Typically, lighting is softer (more diffuse) and warmer in hue. Shadows are relatively non-existent if the sun is below the horizon. When the sun is near or below the horizon, sunlight travels through more of the atmosphere, reducing the intensity of the direct light, so that more of the illumination comes from indirect light from the sky (Thomas 1973, 9–13), reducing the lighting ratio. More blue light is scattered, so if the sun is present, its light appears more reddish. In addition, the sun's small angle with the horizon produces longer shadows.

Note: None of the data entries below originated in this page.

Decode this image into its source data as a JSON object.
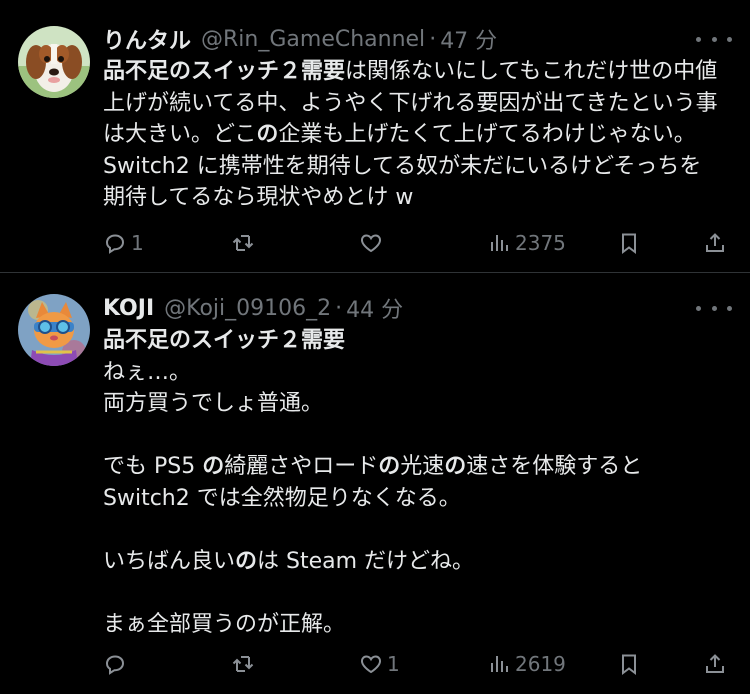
{
  "tweets": [
    {
      "display_name": "りんタル",
      "handle": "@Rin_GameChannel",
      "separator": "·",
      "time": "47 分",
      "lines": [
        [
          {
            "t": "品不足のスイッチ２需要",
            "b": true
          },
          {
            "t": "は関係ないにしてもこれだけ世の中値",
            "b": false
          }
        ],
        [
          {
            "t": "上げが続いてる中、ようやく下げれる要因が出てきたという事",
            "b": false
          }
        ],
        [
          {
            "t": "は大きい。どこ",
            "b": false
          },
          {
            "t": "の",
            "b": true
          },
          {
            "t": "企業も上げたくて上げてるわけじゃない。",
            "b": false
          }
        ],
        [
          {
            "t": "Switch2 に携帯性を期待してる奴が未だにいるけどそっちを",
            "b": false
          }
        ],
        [
          {
            "t": "期待してるなら現状やめとけ w",
            "b": false
          }
        ]
      ],
      "reply_count": "1",
      "retweet_count": "",
      "like_count": "",
      "view_count": "2375",
      "avatar": "dog"
    },
    {
      "display_name": "KOJI",
      "handle": "@Koji_09106_2",
      "separator": "·",
      "time": "44 分",
      "lines": [
        [
          {
            "t": "品不足のスイッチ２需要",
            "b": true
          }
        ],
        [
          {
            "t": "ねぇ…。",
            "b": false
          }
        ],
        [
          {
            "t": "両方買うでしょ普通。",
            "b": false
          }
        ],
        [],
        [
          {
            "t": "でも PS5 ",
            "b": false
          },
          {
            "t": "の",
            "b": true
          },
          {
            "t": "綺麗さやロード",
            "b": false
          },
          {
            "t": "の",
            "b": true
          },
          {
            "t": "光速",
            "b": false
          },
          {
            "t": "の",
            "b": true
          },
          {
            "t": "速さを体験すると",
            "b": false
          }
        ],
        [
          {
            "t": "Switch2 では全然物足りなくなる。",
            "b": false
          }
        ],
        [],
        [
          {
            "t": "いちばん良い",
            "b": false
          },
          {
            "t": "の",
            "b": true
          },
          {
            "t": "は Steam だけどね。",
            "b": false
          }
        ],
        [],
        [
          {
            "t": "まぁ全部買うのが正解。",
            "b": false
          }
        ]
      ],
      "reply_count": "",
      "retweet_count": "",
      "like_count": "1",
      "view_count": "2619",
      "avatar": "cat"
    }
  ],
  "icons": {
    "reply": "reply-icon",
    "retweet": "retweet-icon",
    "like": "heart-icon",
    "views": "views-icon",
    "bookmark": "bookmark-icon",
    "share": "share-icon",
    "more": "more-icon"
  },
  "colors": {
    "background": "#000000",
    "text": "#e7e9ea",
    "muted": "#71767b",
    "divider": "#2f3336"
  }
}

“Hour” is used here quite loosely. The character of the lighting is determined by the sun's altitude, and the time for the sun to move from the horizon to a specified altitude depends on a location's latitude and the time of year (Bermingham 2003, 214). In Los Angeles, California, at an hour after sunrise or an hour before sunset, the sun has an altitude of about 10°–12°. For a location closer to the equator, the altitude is greater (or the time less), and for a location farther from the equator, the altitude is less (or the time greater). For a location sufficiently far from the equator, the sun may not reach an altitude of 10°, and the golden hour lasts for the entire day in certain seasons.